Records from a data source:
******************************

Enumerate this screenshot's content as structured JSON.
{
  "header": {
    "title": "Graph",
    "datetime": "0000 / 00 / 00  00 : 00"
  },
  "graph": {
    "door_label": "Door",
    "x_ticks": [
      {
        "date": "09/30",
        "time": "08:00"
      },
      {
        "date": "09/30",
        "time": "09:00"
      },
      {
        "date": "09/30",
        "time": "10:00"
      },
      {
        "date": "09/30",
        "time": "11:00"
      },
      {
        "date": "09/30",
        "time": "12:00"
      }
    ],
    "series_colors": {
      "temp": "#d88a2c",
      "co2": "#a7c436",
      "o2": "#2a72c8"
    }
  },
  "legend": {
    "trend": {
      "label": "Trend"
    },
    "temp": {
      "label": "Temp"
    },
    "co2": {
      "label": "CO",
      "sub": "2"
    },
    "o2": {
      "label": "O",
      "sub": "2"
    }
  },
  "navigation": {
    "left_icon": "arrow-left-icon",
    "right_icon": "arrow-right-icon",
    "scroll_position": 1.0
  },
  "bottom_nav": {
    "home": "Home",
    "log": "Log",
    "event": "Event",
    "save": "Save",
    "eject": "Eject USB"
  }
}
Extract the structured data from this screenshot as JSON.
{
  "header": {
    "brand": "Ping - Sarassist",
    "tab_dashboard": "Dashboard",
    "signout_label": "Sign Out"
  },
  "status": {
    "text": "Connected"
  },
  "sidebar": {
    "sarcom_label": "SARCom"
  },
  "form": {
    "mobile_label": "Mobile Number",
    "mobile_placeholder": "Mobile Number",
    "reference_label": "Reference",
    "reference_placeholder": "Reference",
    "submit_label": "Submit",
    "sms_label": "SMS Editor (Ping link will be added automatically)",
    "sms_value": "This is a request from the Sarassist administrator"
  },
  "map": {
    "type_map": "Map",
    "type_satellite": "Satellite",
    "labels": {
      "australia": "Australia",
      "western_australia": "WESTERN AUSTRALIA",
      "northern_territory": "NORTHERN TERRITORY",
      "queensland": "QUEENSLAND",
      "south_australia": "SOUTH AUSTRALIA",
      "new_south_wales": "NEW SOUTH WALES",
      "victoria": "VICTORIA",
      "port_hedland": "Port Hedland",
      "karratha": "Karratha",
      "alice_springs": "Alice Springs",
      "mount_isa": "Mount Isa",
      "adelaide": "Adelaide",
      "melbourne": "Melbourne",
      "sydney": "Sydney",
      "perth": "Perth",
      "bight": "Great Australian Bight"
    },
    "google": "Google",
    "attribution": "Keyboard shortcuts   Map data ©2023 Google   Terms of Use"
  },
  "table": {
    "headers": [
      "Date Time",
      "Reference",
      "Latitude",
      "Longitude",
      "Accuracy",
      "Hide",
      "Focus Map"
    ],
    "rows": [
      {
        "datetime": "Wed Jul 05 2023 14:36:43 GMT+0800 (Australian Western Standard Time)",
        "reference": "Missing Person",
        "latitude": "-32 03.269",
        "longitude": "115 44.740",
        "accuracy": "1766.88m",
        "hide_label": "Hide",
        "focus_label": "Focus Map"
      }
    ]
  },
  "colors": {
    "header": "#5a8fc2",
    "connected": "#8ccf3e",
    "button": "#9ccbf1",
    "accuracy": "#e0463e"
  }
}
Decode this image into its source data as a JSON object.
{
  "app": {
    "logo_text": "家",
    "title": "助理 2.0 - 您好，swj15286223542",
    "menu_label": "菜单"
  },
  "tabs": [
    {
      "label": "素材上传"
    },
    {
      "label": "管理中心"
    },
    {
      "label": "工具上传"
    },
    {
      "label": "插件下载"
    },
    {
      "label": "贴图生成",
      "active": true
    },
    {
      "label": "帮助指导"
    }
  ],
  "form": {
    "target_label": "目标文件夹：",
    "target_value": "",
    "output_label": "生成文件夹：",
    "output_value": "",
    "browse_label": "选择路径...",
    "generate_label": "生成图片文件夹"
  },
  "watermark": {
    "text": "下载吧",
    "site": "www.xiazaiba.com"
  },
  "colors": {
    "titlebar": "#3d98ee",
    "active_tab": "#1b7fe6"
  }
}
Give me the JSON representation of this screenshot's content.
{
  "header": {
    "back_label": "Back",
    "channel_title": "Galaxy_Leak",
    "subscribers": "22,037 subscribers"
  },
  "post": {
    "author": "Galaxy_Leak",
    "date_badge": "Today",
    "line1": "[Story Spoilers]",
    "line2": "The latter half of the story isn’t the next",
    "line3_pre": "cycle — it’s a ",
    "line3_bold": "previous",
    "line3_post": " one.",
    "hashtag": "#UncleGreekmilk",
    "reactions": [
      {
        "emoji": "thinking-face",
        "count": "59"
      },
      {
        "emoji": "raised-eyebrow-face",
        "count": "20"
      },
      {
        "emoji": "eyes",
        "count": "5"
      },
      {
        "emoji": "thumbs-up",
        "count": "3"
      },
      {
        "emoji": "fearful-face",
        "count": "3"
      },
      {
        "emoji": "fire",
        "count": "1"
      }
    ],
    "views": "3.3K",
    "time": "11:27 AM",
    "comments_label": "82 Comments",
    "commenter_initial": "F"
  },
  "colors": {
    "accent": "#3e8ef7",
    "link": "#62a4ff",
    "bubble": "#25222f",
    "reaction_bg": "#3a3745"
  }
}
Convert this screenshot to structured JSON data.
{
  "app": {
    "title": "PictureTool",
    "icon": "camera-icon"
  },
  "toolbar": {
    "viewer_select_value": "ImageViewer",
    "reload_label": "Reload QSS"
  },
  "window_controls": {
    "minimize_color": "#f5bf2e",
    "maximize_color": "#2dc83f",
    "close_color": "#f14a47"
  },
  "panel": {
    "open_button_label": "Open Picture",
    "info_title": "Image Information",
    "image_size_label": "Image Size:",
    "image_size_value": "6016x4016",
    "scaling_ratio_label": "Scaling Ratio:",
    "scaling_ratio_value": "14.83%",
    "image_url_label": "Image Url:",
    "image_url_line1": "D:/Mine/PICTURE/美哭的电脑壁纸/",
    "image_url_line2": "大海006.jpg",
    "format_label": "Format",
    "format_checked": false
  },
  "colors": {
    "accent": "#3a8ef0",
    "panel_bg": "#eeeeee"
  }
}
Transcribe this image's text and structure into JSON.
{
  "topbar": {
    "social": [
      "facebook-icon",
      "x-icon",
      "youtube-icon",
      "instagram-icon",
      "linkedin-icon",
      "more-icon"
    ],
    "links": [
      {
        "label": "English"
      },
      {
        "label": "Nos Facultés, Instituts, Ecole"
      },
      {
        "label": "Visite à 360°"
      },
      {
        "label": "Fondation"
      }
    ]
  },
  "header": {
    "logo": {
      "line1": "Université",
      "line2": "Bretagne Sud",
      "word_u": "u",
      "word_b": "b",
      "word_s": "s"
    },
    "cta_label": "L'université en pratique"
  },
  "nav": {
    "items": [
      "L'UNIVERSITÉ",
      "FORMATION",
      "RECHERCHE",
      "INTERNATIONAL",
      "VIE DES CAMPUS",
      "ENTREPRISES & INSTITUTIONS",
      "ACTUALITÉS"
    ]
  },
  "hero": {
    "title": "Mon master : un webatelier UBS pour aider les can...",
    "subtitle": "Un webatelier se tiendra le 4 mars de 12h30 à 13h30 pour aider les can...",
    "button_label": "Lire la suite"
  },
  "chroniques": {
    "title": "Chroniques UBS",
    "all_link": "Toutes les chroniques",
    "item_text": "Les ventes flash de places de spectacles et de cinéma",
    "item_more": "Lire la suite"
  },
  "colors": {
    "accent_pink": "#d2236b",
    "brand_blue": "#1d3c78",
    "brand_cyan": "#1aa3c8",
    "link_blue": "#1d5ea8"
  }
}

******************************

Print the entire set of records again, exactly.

Enumerate this screenshot's content as structured JSON.
{
  "header": {
    "title": "Graph",
    "datetime": "0000 / 00 / 00  00 : 00"
  },
  "graph": {
    "door_label": "Door",
    "x_ticks": [
      {
        "date": "09/30",
        "time": "08:00"
      },
      {
        "date": "09/30",
        "time": "09:00"
      },
      {
        "date": "09/30",
        "time": "10:00"
      },
      {
        "date": "09/30",
        "time": "11:00"
      },
      {
        "date": "09/30",
        "time": "12:00"
      }
    ],
    "series_colors": {
      "temp": "#d88a2c",
      "co2": "#a7c436",
      "o2": "#2a72c8"
    }
  },
  "legend": {
    "trend": {
      "label": "Trend"
    },
    "temp": {
      "label": "Temp"
    },
    "co2": {
      "label": "CO",
      "sub": "2"
    },
    "o2": {
      "label": "O",
      "sub": "2"
    }
  },
  "navigation": {
    "left_icon": "arrow-left-icon",
    "right_icon": "arrow-right-icon",
    "scroll_position": 1.0
  },
  "bottom_nav": {
    "home": "Home",
    "log": "Log",
    "event": "Event",
    "save": "Save",
    "eject": "Eject USB"
  }
}
Extract the structured data from this screenshot as JSON.
{
  "header": {
    "brand": "Ping - Sarassist",
    "tab_dashboard": "Dashboard",
    "signout_label": "Sign Out"
  },
  "status": {
    "text": "Connected"
  },
  "sidebar": {
    "sarcom_label": "SARCom"
  },
  "form": {
    "mobile_label": "Mobile Number",
    "mobile_placeholder": "Mobile Number",
    "reference_label": "Reference",
    "reference_placeholder": "Reference",
    "submit_label": "Submit",
    "sms_label": "SMS Editor (Ping link will be added automatically)",
    "sms_value": "This is a request from the Sarassist administrator"
  },
  "map": {
    "type_map": "Map",
    "type_satellite": "Satellite",
    "labels": {
      "australia": "Australia",
      "western_australia": "WESTERN AUSTRALIA",
      "northern_territory": "NORTHERN TERRITORY",
      "queensland": "QUEENSLAND",
      "south_australia": "SOUTH AUSTRALIA",
      "new_south_wales": "NEW SOUTH WALES",
      "victoria": "VICTORIA",
      "port_hedland": "Port Hedland",
      "karratha": "Karratha",
      "alice_springs": "Alice Springs",
      "mount_isa": "Mount Isa",
      "adelaide": "Adelaide",
      "melbourne": "Melbourne",
      "sydney": "Sydney",
      "perth": "Perth",
      "bight": "Great Australian Bight"
    },
    "google": "Google",
    "attribution": "Keyboard shortcuts   Map data ©2023 Google   Terms of Use"
  },
  "table": {
    "headers": [
      "Date Time",
      "Reference",
      "Latitude",
      "Longitude",
      "Accuracy",
      "Hide",
      "Focus Map"
    ],
    "rows": [
      {
        "datetime": "Wed Jul 05 2023 14:36:43 GMT+0800 (Australian Western Standard Time)",
        "reference": "Missing Person",
        "latitude": "-32 03.269",
        "longitude": "115 44.740",
        "accuracy": "1766.88m",
        "hide_label": "Hide",
        "focus_label": "Focus Map"
      }
    ]
  },
  "colors": {
    "header": "#5a8fc2",
    "connected": "#8ccf3e",
    "button": "#9ccbf1",
    "accuracy": "#e0463e"
  }
}
Decode this image into its source data as a JSON object.
{
  "app": {
    "logo_text": "家",
    "title": "助理 2.0 - 您好，swj15286223542",
    "menu_label": "菜单"
  },
  "tabs": [
    {
      "label": "素材上传"
    },
    {
      "label": "管理中心"
    },
    {
      "label": "工具上传"
    },
    {
      "label": "插件下载"
    },
    {
      "label": "贴图生成",
      "active": true
    },
    {
      "label": "帮助指导"
    }
  ],
  "form": {
    "target_label": "目标文件夹：",
    "target_value": "",
    "output_label": "生成文件夹：",
    "output_value": "",
    "browse_label": "选择路径...",
    "generate_label": "生成图片文件夹"
  },
  "watermark": {
    "text": "下载吧",
    "site": "www.xiazaiba.com"
  },
  "colors": {
    "titlebar": "#3d98ee",
    "active_tab": "#1b7fe6"
  }
}
Give me the JSON representation of this screenshot's content.
{
  "header": {
    "back_label": "Back",
    "channel_title": "Galaxy_Leak",
    "subscribers": "22,037 subscribers"
  },
  "post": {
    "author": "Galaxy_Leak",
    "date_badge": "Today",
    "line1": "[Story Spoilers]",
    "line2": "The latter half of the story isn’t the next",
    "line3_pre": "cycle — it’s a ",
    "line3_bold": "previous",
    "line3_post": " one.",
    "hashtag": "#UncleGreekmilk",
    "reactions": [
      {
        "emoji": "thinking-face",
        "count": "59"
      },
      {
        "emoji": "raised-eyebrow-face",
        "count": "20"
      },
      {
        "emoji": "eyes",
        "count": "5"
      },
      {
        "emoji": "thumbs-up",
        "count": "3"
      },
      {
        "emoji": "fearful-face",
        "count": "3"
      },
      {
        "emoji": "fire",
        "count": "1"
      }
    ],
    "views": "3.3K",
    "time": "11:27 AM",
    "comments_label": "82 Comments",
    "commenter_initial": "F"
  },
  "colors": {
    "accent": "#3e8ef7",
    "link": "#62a4ff",
    "bubble": "#25222f",
    "reaction_bg": "#3a3745"
  }
}
Convert this screenshot to structured JSON data.
{
  "app": {
    "title": "PictureTool",
    "icon": "camera-icon"
  },
  "toolbar": {
    "viewer_select_value": "ImageViewer",
    "reload_label": "Reload QSS"
  },
  "window_controls": {
    "minimize_color": "#f5bf2e",
    "maximize_color": "#2dc83f",
    "close_color": "#f14a47"
  },
  "panel": {
    "open_button_label": "Open Picture",
    "info_title": "Image Information",
    "image_size_label": "Image Size:",
    "image_size_value": "6016x4016",
    "scaling_ratio_label": "Scaling Ratio:",
    "scaling_ratio_value": "14.83%",
    "image_url_label": "Image Url:",
    "image_url_line1": "D:/Mine/PICTURE/美哭的电脑壁纸/",
    "image_url_line2": "大海006.jpg",
    "format_label": "Format",
    "format_checked": false
  },
  "colors": {
    "accent": "#3a8ef0",
    "panel_bg": "#eeeeee"
  }
}
Transcribe this image's text and structure into JSON.
{
  "topbar": {
    "social": [
      "facebook-icon",
      "x-icon",
      "youtube-icon",
      "instagram-icon",
      "linkedin-icon",
      "more-icon"
    ],
    "links": [
      {
        "label": "English"
      },
      {
        "label": "Nos Facultés, Instituts, Ecole"
      },
      {
        "label": "Visite à 360°"
      },
      {
        "label": "Fondation"
      }
    ]
  },
  "header": {
    "logo": {
      "line1": "Université",
      "line2": "Bretagne Sud",
      "word_u": "u",
      "word_b": "b",
      "word_s": "s"
    },
    "cta_label": "L'université en pratique"
  },
  "nav": {
    "items": [
      "L'UNIVERSITÉ",
      "FORMATION",
      "RECHERCHE",
      "INTERNATIONAL",
      "VIE DES CAMPUS",
      "ENTREPRISES & INSTITUTIONS",
      "ACTUALITÉS"
    ]
  },
  "hero": {
    "title": "Mon master : un webatelier UBS pour aider les can...",
    "subtitle": "Un webatelier se tiendra le 4 mars de 12h30 à 13h30 pour aider les can...",
    "button_label": "Lire la suite"
  },
  "chroniques": {
    "title": "Chroniques UBS",
    "all_link": "Toutes les chroniques",
    "item_text": "Les ventes flash de places de spectacles et de cinéma",
    "item_more": "Lire la suite"
  },
  "colors": {
    "accent_pink": "#d2236b",
    "brand_blue": "#1d3c78",
    "brand_cyan": "#1aa3c8",
    "link_blue": "#1d5ea8"
  }
}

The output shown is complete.